-- Opening Marker --

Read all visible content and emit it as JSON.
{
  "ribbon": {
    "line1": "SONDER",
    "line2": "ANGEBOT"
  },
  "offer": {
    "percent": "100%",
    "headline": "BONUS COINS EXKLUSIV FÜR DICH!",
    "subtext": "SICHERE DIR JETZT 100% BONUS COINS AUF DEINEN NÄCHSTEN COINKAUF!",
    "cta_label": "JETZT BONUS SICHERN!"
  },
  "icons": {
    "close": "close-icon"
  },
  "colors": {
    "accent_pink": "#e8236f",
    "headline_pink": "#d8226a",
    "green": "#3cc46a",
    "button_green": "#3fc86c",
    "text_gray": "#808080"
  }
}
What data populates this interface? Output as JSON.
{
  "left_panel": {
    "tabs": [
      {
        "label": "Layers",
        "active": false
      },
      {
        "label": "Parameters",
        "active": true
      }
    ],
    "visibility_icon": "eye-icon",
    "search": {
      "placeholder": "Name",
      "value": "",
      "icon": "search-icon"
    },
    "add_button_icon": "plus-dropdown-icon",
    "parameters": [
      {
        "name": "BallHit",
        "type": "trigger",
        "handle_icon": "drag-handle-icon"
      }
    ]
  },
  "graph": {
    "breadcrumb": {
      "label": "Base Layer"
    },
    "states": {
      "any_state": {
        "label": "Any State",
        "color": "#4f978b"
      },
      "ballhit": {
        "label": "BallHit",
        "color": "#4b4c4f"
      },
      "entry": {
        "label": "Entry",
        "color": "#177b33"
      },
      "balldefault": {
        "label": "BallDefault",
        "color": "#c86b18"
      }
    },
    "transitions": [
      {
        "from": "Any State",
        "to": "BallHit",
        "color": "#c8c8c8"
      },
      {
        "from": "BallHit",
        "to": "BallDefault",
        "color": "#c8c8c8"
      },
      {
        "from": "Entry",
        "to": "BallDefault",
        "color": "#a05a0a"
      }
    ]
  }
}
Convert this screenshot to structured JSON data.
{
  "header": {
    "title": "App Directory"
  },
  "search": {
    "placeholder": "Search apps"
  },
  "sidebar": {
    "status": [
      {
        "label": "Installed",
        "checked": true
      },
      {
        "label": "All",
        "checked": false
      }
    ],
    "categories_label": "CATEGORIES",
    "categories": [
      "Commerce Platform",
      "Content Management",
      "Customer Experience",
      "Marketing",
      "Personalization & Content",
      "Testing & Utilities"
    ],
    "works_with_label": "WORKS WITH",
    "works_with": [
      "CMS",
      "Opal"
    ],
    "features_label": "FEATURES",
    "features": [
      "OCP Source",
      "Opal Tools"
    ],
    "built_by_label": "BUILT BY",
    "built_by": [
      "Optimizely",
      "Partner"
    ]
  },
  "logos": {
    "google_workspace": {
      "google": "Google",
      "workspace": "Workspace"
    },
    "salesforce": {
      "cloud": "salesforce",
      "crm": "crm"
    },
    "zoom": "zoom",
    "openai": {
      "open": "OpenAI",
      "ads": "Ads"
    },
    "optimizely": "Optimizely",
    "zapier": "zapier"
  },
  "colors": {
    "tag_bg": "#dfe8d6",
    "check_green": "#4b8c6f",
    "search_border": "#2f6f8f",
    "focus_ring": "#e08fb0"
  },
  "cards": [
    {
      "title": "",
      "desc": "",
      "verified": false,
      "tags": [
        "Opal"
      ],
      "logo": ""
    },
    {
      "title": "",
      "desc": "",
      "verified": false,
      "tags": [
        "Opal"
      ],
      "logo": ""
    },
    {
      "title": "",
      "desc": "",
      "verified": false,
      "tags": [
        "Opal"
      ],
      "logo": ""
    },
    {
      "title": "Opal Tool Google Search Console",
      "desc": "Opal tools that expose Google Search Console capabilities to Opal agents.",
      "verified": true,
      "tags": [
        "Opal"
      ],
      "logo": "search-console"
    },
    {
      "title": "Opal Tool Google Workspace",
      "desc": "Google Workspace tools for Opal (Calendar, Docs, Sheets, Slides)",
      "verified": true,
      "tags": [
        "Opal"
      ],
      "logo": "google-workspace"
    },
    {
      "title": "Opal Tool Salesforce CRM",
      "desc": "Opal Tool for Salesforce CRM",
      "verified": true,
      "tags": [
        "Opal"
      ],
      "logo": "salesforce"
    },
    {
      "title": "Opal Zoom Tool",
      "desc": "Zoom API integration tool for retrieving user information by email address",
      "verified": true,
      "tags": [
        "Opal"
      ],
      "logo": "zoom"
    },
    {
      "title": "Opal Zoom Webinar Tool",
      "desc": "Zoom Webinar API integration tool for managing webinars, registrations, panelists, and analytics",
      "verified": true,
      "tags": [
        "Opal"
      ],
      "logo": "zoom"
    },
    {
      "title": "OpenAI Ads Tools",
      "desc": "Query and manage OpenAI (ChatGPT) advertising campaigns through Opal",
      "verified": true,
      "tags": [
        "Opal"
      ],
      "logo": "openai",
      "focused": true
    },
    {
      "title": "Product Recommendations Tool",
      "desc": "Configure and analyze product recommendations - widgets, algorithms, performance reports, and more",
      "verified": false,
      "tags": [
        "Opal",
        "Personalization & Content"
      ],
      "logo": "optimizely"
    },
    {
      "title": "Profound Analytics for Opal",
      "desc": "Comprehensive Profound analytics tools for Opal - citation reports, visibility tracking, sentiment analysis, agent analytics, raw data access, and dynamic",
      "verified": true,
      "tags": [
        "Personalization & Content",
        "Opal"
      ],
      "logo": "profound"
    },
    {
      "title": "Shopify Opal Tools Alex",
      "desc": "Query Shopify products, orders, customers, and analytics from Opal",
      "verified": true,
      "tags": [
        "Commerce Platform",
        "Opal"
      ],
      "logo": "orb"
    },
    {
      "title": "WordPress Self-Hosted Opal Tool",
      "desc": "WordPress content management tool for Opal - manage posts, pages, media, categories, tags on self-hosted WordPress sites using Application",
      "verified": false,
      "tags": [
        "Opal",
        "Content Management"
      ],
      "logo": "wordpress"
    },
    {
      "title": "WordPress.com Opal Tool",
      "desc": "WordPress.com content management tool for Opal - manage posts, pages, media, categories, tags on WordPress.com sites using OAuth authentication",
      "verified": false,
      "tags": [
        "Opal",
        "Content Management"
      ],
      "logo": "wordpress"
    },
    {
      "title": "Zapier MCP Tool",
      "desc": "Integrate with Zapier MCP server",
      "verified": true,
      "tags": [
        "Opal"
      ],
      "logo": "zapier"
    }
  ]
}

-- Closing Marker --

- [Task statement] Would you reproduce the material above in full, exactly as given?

- [Task response]
Read all visible content and emit it as JSON.
{
  "ribbon": {
    "line1": "SONDER",
    "line2": "ANGEBOT"
  },
  "offer": {
    "percent": "100%",
    "headline": "BONUS COINS EXKLUSIV FÜR DICH!",
    "subtext": "SICHERE DIR JETZT 100% BONUS COINS AUF DEINEN NÄCHSTEN COINKAUF!",
    "cta_label": "JETZT BONUS SICHERN!"
  },
  "icons": {
    "close": "close-icon"
  },
  "colors": {
    "accent_pink": "#e8236f",
    "headline_pink": "#d8226a",
    "green": "#3cc46a",
    "button_green": "#3fc86c",
    "text_gray": "#808080"
  }
}
What data populates this interface? Output as JSON.
{
  "left_panel": {
    "tabs": [
      {
        "label": "Layers",
        "active": false
      },
      {
        "label": "Parameters",
        "active": true
      }
    ],
    "visibility_icon": "eye-icon",
    "search": {
      "placeholder": "Name",
      "value": "",
      "icon": "search-icon"
    },
    "add_button_icon": "plus-dropdown-icon",
    "parameters": [
      {
        "name": "BallHit",
        "type": "trigger",
        "handle_icon": "drag-handle-icon"
      }
    ]
  },
  "graph": {
    "breadcrumb": {
      "label": "Base Layer"
    },
    "states": {
      "any_state": {
        "label": "Any State",
        "color": "#4f978b"
      },
      "ballhit": {
        "label": "BallHit",
        "color": "#4b4c4f"
      },
      "entry": {
        "label": "Entry",
        "color": "#177b33"
      },
      "balldefault": {
        "label": "BallDefault",
        "color": "#c86b18"
      }
    },
    "transitions": [
      {
        "from": "Any State",
        "to": "BallHit",
        "color": "#c8c8c8"
      },
      {
        "from": "BallHit",
        "to": "BallDefault",
        "color": "#c8c8c8"
      },
      {
        "from": "Entry",
        "to": "BallDefault",
        "color": "#a05a0a"
      }
    ]
  }
}
Convert this screenshot to structured JSON data.
{
  "header": {
    "title": "App Directory"
  },
  "search": {
    "placeholder": "Search apps"
  },
  "sidebar": {
    "status": [
      {
        "label": "Installed",
        "checked": true
      },
      {
        "label": "All",
        "checked": false
      }
    ],
    "categories_label": "CATEGORIES",
    "categories": [
      "Commerce Platform",
      "Content Management",
      "Customer Experience",
      "Marketing",
      "Personalization & Content",
      "Testing & Utilities"
    ],
    "works_with_label": "WORKS WITH",
    "works_with": [
      "CMS",
      "Opal"
    ],
    "features_label": "FEATURES",
    "features": [
      "OCP Source",
      "Opal Tools"
    ],
    "built_by_label": "BUILT BY",
    "built_by": [
      "Optimizely",
      "Partner"
    ]
  },
  "logos": {
    "google_workspace": {
      "google": "Google",
      "workspace": "Workspace"
    },
    "salesforce": {
      "cloud": "salesforce",
      "crm": "crm"
    },
    "zoom": "zoom",
    "openai": {
      "open": "OpenAI",
      "ads": "Ads"
    },
    "optimizely": "Optimizely",
    "zapier": "zapier"
  },
  "colors": {
    "tag_bg": "#dfe8d6",
    "check_green": "#4b8c6f",
    "search_border": "#2f6f8f",
    "focus_ring": "#e08fb0"
  },
  "cards": [
    {
      "title": "",
      "desc": "",
      "verified": false,
      "tags": [
        "Opal"
      ],
      "logo": ""
    },
    {
      "title": "",
      "desc": "",
      "verified": false,
      "tags": [
        "Opal"
      ],
      "logo": ""
    },
    {
      "title": "",
      "desc": "",
      "verified": false,
      "tags": [
        "Opal"
      ],
      "logo": ""
    },
    {
      "title": "Opal Tool Google Search Console",
      "desc": "Opal tools that expose Google Search Console capabilities to Opal agents.",
      "verified": true,
      "tags": [
        "Opal"
      ],
      "logo": "search-console"
    },
    {
      "title": "Opal Tool Google Workspace",
      "desc": "Google Workspace tools for Opal (Calendar, Docs, Sheets, Slides)",
      "verified": true,
      "tags": [
        "Opal"
      ],
      "logo": "google-workspace"
    },
    {
      "title": "Opal Tool Salesforce CRM",
      "desc": "Opal Tool for Salesforce CRM",
      "verified": true,
      "tags": [
        "Opal"
      ],
      "logo": "salesforce"
    },
    {
      "title": "Opal Zoom Tool",
      "desc": "Zoom API integration tool for retrieving user information by email address",
      "verified": true,
      "tags": [
        "Opal"
      ],
      "logo": "zoom"
    },
    {
      "title": "Opal Zoom Webinar Tool",
      "desc": "Zoom Webinar API integration tool for managing webinars, registrations, panelists, and analytics",
      "verified": true,
      "tags": [
        "Opal"
      ],
      "logo": "zoom"
    },
    {
      "title": "OpenAI Ads Tools",
      "desc": "Query and manage OpenAI (ChatGPT) advertising campaigns through Opal",
      "verified": true,
      "tags": [
        "Opal"
      ],
      "logo": "openai",
      "focused": true
    },
    {
      "title": "Product Recommendations Tool",
      "desc": "Configure and analyze product recommendations - widgets, algorithms, performance reports, and more",
      "verified": false,
      "tags": [
        "Opal",
        "Personalization & Content"
      ],
      "logo": "optimizely"
    },
    {
      "title": "Profound Analytics for Opal",
      "desc": "Comprehensive Profound analytics tools for Opal - citation reports, visibility tracking, sentiment analysis, agent analytics, raw data access, and dynamic",
      "verified": true,
      "tags": [
        "Personalization & Content",
        "Opal"
      ],
      "logo": "profound"
    },
    {
      "title": "Shopify Opal Tools Alex",
      "desc": "Query Shopify products, orders, customers, and analytics from Opal",
      "verified": true,
      "tags": [
        "Commerce Platform",
        "Opal"
      ],
      "logo": "orb"
    },
    {
      "title": "WordPress Self-Hosted Opal Tool",
      "desc": "WordPress content management tool for Opal - manage posts, pages, media, categories, tags on self-hosted WordPress sites using Application",
      "verified": false,
      "tags": [
        "Opal",
        "Content Management"
      ],
      "logo": "wordpress"
    },
    {
      "title": "WordPress.com Opal Tool",
      "desc": "WordPress.com content management tool for Opal - manage posts, pages, media, categories, tags on WordPress.com sites using OAuth authentication",
      "verified": false,
      "tags": [
        "Opal",
        "Content Management"
      ],
      "logo": "wordpress"
    },
    {
      "title": "Zapier MCP Tool",
      "desc": "Integrate with Zapier MCP server",
      "verified": true,
      "tags": [
        "Opal"
      ],
      "logo": "zapier"
    }
  ]
}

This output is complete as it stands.